■ REQUIRED ACTION: Every line of the data below that holds the string "sets" needs to be reported.
*-*-*
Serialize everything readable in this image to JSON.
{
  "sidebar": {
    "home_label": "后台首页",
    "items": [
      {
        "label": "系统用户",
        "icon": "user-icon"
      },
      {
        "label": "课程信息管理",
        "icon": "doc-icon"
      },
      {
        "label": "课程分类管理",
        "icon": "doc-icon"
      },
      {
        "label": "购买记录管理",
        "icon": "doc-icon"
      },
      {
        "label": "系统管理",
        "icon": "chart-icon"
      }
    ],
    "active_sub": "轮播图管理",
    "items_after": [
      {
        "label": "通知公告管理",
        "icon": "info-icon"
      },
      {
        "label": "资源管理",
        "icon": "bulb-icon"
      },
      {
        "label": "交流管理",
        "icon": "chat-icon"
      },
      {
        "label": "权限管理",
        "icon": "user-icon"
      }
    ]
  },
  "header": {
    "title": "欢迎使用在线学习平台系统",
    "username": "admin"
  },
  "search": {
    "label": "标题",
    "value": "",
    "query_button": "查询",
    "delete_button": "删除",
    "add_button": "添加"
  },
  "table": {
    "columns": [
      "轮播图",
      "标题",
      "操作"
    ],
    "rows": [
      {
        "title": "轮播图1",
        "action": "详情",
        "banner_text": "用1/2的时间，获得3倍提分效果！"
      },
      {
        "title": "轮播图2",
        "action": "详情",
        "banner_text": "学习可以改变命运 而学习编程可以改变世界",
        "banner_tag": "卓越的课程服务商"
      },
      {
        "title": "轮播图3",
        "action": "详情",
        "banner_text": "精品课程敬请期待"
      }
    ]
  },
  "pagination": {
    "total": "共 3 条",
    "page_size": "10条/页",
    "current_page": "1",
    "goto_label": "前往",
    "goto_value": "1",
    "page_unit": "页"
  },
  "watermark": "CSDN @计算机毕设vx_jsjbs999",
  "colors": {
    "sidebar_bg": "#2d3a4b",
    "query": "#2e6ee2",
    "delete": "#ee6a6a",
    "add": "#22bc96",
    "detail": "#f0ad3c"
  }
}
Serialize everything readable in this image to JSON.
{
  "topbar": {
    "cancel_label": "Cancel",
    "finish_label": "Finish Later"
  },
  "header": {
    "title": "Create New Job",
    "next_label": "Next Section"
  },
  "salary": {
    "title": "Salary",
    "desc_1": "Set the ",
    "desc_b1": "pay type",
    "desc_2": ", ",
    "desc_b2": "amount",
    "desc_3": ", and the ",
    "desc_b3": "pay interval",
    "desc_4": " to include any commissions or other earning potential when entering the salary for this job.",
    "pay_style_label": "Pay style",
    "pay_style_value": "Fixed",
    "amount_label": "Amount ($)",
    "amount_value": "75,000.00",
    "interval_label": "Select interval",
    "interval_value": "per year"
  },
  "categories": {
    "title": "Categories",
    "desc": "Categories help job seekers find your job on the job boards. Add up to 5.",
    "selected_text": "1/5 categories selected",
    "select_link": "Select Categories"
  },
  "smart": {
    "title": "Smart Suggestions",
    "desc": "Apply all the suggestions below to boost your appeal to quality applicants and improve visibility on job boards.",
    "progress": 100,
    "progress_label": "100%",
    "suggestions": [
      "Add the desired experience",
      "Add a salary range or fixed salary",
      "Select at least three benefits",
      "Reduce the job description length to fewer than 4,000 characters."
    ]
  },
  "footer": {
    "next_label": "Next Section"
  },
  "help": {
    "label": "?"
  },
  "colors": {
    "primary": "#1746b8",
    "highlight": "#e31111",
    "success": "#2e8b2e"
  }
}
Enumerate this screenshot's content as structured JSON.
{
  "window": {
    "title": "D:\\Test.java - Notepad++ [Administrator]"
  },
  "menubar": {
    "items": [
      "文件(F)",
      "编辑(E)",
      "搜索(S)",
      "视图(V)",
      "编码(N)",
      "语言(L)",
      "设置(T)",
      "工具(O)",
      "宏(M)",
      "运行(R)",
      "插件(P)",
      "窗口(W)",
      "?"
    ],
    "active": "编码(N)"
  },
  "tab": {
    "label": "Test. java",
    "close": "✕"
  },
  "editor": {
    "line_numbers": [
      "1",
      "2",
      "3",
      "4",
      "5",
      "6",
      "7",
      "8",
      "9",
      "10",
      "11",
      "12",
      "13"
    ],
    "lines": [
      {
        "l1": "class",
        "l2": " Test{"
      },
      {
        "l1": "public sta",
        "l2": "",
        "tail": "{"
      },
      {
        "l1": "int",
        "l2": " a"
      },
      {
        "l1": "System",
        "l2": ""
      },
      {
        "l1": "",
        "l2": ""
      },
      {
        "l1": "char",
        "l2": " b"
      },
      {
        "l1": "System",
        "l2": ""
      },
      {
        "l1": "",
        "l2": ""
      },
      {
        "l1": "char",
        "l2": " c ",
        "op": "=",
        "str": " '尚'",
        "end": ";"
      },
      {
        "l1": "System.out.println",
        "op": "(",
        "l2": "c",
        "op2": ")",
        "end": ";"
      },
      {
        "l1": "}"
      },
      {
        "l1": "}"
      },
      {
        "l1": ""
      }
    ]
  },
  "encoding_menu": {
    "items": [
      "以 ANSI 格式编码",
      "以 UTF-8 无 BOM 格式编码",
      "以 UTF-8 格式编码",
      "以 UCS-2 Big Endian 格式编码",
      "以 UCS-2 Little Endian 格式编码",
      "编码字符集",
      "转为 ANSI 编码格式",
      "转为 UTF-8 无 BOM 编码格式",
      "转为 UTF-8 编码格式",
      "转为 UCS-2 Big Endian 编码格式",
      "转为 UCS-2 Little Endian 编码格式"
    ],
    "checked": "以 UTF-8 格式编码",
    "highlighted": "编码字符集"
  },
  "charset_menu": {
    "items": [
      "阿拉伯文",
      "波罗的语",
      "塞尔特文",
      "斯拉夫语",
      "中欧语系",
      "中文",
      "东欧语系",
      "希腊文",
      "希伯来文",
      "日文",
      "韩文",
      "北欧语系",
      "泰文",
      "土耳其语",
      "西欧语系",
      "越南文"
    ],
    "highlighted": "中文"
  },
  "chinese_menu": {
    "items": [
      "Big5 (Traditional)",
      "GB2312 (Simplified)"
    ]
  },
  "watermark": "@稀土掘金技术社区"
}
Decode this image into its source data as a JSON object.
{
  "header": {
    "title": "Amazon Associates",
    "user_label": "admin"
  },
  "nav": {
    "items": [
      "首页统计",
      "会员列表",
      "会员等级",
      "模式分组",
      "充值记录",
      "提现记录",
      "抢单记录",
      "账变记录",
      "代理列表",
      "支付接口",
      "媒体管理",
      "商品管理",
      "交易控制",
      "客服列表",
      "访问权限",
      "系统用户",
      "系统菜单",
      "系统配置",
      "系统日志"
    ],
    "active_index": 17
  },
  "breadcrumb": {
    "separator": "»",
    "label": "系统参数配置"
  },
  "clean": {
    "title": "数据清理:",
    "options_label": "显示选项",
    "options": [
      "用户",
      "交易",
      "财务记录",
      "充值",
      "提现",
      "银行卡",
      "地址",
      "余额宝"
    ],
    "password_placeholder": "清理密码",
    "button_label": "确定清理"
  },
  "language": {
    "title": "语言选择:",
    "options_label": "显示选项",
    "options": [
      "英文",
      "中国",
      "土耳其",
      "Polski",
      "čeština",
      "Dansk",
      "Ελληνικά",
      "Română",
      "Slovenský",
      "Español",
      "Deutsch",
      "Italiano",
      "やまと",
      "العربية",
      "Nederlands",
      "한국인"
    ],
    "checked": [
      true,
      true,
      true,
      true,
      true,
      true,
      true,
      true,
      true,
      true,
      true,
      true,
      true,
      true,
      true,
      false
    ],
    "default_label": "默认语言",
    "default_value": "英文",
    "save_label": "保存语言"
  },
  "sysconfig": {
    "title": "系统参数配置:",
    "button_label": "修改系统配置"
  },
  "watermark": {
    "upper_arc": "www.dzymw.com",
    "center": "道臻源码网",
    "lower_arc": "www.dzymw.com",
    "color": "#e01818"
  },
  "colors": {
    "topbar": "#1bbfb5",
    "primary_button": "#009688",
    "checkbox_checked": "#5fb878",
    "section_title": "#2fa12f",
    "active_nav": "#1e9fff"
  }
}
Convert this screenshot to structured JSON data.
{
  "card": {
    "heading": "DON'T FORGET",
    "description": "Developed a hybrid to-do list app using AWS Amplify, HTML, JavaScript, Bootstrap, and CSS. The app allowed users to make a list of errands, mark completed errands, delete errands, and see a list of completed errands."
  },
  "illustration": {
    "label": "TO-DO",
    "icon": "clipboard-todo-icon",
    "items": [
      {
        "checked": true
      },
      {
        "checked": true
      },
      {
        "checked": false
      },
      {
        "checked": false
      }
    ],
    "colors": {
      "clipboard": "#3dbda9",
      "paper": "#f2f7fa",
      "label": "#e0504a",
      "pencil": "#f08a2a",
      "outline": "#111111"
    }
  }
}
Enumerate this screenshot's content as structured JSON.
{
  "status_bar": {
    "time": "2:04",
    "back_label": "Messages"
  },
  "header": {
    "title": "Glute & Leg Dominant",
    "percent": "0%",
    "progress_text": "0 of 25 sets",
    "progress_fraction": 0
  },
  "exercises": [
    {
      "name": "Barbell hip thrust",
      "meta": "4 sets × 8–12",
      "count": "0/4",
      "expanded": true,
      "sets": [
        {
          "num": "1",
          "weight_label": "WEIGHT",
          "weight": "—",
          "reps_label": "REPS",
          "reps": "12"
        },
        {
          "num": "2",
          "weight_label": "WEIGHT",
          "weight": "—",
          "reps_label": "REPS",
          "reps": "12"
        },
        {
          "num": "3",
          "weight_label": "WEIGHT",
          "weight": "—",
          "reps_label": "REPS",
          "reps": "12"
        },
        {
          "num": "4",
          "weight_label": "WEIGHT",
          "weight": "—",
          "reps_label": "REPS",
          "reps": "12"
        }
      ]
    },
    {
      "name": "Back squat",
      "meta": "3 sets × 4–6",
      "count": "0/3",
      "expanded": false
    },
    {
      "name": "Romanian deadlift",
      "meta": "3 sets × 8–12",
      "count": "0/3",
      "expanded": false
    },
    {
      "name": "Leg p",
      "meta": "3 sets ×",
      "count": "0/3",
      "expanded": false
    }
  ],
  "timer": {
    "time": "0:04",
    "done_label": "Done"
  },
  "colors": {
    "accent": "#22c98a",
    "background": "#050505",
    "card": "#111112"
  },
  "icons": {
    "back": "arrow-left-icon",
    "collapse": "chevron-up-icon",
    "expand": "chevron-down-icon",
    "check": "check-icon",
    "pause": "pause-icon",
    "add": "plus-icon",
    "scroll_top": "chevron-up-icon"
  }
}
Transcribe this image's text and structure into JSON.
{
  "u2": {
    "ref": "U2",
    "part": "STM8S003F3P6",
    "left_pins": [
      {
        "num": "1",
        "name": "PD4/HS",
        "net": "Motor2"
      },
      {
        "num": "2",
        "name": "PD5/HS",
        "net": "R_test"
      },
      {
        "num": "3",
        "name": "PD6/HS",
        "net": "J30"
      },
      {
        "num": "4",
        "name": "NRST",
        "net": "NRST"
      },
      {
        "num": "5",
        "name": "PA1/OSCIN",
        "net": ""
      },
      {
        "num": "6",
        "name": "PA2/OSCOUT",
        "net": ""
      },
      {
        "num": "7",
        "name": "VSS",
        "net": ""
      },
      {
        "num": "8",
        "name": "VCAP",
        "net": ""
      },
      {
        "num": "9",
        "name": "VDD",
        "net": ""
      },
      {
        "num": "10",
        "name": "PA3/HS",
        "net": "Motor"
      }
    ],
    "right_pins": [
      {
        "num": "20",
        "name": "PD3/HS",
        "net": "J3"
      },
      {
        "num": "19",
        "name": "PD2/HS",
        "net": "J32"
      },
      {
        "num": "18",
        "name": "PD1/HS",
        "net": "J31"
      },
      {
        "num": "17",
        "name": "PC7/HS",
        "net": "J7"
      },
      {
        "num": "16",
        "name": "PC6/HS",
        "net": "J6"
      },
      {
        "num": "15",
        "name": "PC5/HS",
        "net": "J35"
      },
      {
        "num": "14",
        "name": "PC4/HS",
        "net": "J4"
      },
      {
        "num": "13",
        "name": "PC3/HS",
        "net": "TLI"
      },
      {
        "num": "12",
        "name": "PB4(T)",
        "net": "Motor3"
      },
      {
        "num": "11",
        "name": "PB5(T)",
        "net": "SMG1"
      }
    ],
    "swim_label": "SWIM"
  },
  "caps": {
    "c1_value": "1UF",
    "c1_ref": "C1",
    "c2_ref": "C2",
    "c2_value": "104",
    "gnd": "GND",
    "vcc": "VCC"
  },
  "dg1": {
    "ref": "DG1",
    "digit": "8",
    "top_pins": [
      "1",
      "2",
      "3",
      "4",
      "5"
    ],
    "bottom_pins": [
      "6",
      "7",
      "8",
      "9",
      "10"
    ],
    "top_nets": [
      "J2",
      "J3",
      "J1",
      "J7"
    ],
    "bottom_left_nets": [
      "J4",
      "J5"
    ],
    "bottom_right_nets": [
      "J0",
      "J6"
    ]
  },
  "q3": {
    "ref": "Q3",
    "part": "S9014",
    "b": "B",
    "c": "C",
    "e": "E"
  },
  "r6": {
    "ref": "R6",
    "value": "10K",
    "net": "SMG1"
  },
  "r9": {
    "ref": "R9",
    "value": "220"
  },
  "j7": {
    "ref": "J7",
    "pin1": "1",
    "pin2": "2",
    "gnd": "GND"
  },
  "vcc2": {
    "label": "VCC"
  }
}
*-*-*
■ OUTPUT BELOW:
    "progress_text": "0 of 25 sets",
      "meta": "4 sets × 8–12",
      "sets": [
      "meta": "3 sets × 4–6",
      "meta": "3 sets × 8–12",
      "meta": "3 sets ×",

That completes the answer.